Italian Train Explosion

Download PDFDownload PDFBy ThinkReliability Staff

On the evening of June 29, a train carrying liquefied natural gas derailed and exploded in the town of Viareggio, in western Italy.  Search and rescue operations are still ongoing, and the cause for the derailment is not yet known.  Although that means we are lacking some information, we can still begin our root cause analysis investigation, in the form of a Cause Map.  A thorough root cause analysis built as a Cause Map can capture all of the causes in a simple, intuitive format that fits on one page.

The benefit to beginning a root cause analysis investigation before all the information is known is to provide a framework for the investigation to build on.  People find it much easier to comment on a partially finished Cause Map than to piece together the investigation from scratch.

A root cause analysis template is available for download from the Think Reliability web page to assistant with the investigation.  The first step is to fill out the outline.  Don’t leave any blanks in the outline; if you don’t know something, put a question mark.  The first line is the ‘what’ or the problem.  Rather than spending time debating what ‘the problem’ is, we can put a number of things.  For example, the problem here could be defined as a gas leak, an explosion, and a train derailment.  We put all these things on the problem line.  The rest of the information is known, though we may add more detail later, except for differences.  Differences can be key to an investigation.  For example, if you have a process that works for 30 straight sunny days, then fails the day it rains, it is worth looking into the impact of the rain on the process.  Here, no differences are immediately coming to mind, so we’ll put a question mark in this blank.
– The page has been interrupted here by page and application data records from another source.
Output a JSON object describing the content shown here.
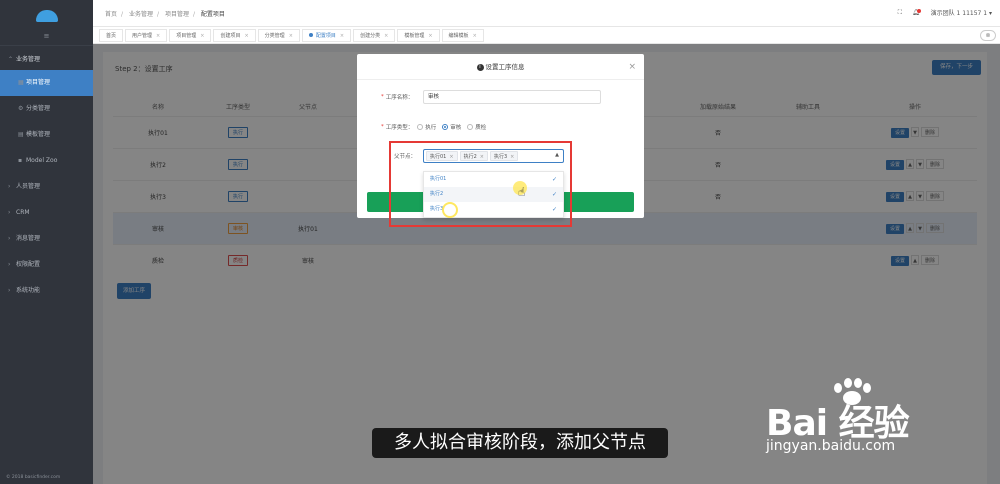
{
  "sidebar": {
    "collapse_icon": "≡",
    "groups": [
      {
        "label": "业务管理",
        "icon": "chevron-up"
      },
      {
        "label": "人员管理",
        "icon": "chevron-right"
      },
      {
        "label": "CRM",
        "icon": "chevron-right"
      },
      {
        "label": "消息管理",
        "icon": "chevron-right"
      },
      {
        "label": "权限配置",
        "icon": "chevron-right"
      },
      {
        "label": "系统功能",
        "icon": "chevron-right"
      }
    ],
    "sub_items": [
      {
        "label": "项目管理",
        "active": true
      },
      {
        "label": "分类管理",
        "active": false
      },
      {
        "label": "模板管理",
        "active": false
      },
      {
        "label": "Model Zoo",
        "active": false
      }
    ],
    "copyright": "© 2018 basicfinder.com"
  },
  "topbar": {
    "breadcrumb": [
      "首页",
      "业务管理",
      "项目管理",
      "配置项目"
    ],
    "user": "演示团队 1 11157 1",
    "accent": "#3e80c5"
  },
  "tabs": [
    {
      "label": "首页",
      "active": false,
      "closable": false
    },
    {
      "label": "用户管理",
      "active": false,
      "closable": true
    },
    {
      "label": "项目管理",
      "active": false,
      "closable": true
    },
    {
      "label": "创建项目",
      "active": false,
      "closable": true
    },
    {
      "label": "分类管理",
      "active": false,
      "closable": true
    },
    {
      "label": "配置项目",
      "active": true,
      "closable": true
    },
    {
      "label": "创建分类",
      "active": false,
      "closable": true
    },
    {
      "label": "模板管理",
      "active": false,
      "closable": true
    },
    {
      "label": "编辑模板",
      "active": false,
      "closable": true
    }
  ],
  "page": {
    "step_title": "Step 2：设置工序",
    "next_button": "保存，下一步",
    "add_button": "添加工序",
    "columns": [
      "名称",
      "工序类型",
      "父节点",
      "",
      "",
      "",
      "加载原始结果",
      "辅助工具",
      "操作"
    ],
    "rows": [
      {
        "name": "执行01",
        "type": "执行",
        "type_kind": "exec",
        "parent": "",
        "load": "否",
        "tool": "",
        "arrows": [
          "▼"
        ],
        "highlight": false
      },
      {
        "name": "执行2",
        "type": "执行",
        "type_kind": "exec",
        "parent": "",
        "load": "否",
        "tool": "",
        "arrows": [
          "▲",
          "▼"
        ],
        "highlight": false
      },
      {
        "name": "执行3",
        "type": "执行",
        "type_kind": "exec",
        "parent": "",
        "load": "否",
        "tool": "",
        "arrows": [
          "▲",
          "▼"
        ],
        "highlight": false
      },
      {
        "name": "审核",
        "type": "审核",
        "type_kind": "review",
        "parent": "执行01",
        "load": "",
        "tool": "",
        "arrows": [
          "▲",
          "▼"
        ],
        "highlight": true
      },
      {
        "name": "质检",
        "type": "质检",
        "type_kind": "qc",
        "parent": "审核",
        "load": "",
        "tool": "",
        "arrows": [
          "▲"
        ],
        "highlight": false
      }
    ],
    "op_set": "设置",
    "op_delete": "删除"
  },
  "modal": {
    "title": "设置工序信息",
    "name_label": "工序名称：",
    "name_value": "审核",
    "type_label": "工序类型：",
    "type_options": [
      {
        "label": "执行",
        "checked": false
      },
      {
        "label": "审核",
        "checked": true
      },
      {
        "label": "质检",
        "checked": false
      }
    ],
    "parent_label": "父节点：",
    "selected_parents": [
      "执行01",
      "执行2",
      "执行3"
    ],
    "dropdown_options": [
      {
        "label": "执行01",
        "checked": true,
        "hover": false
      },
      {
        "label": "执行2",
        "checked": true,
        "hover": true
      },
      {
        "label": "执行3",
        "checked": true,
        "hover": false
      }
    ],
    "confirm_color": "#18a058"
  },
  "subtitle": "多人拟合审核阶段，添加父节点",
  "watermark": {
    "logo": "Bai 经验",
    "url": "jingyan.baidu.com"
  }
}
Once we’ve defined the problem, we can define the problem with respect to the impact to the goals.  We don’t know how many people, overall, were killed or injured, but we can just put “at least” to show that the numbers aren’t exact.  We know that the environmental goal was impacted, because of the gas leak, the community goal was impacted because of the required evacuation, and the material/labor goal was impacted because of the collapsed houses, and the damage to the train.

Now we begin the analysis.  We begin with the impacted goals and ask “why” questions, moving to the right.  When we can’t answer the “why” question, we can use a question mark, or put some possibilities (theories) that have been presented.  For example, we’re not yet sure why the train derailed.  Some of the possibilities that have been presented are damage to the tracks, a problem with the braking system, or malfunctioning wagon locks.  The Cause Map (so far) is shown in the downloadable PDF (to download, click “Download PDF” above.)  As you can see, there is a lot of information present, even though we don’t know all of what happened yet.

As more information is available, we can update the Cause Map.  As with any root cause analysis, the level of detail in the analysis is based on the impact of the incident on the organization’s overall goals.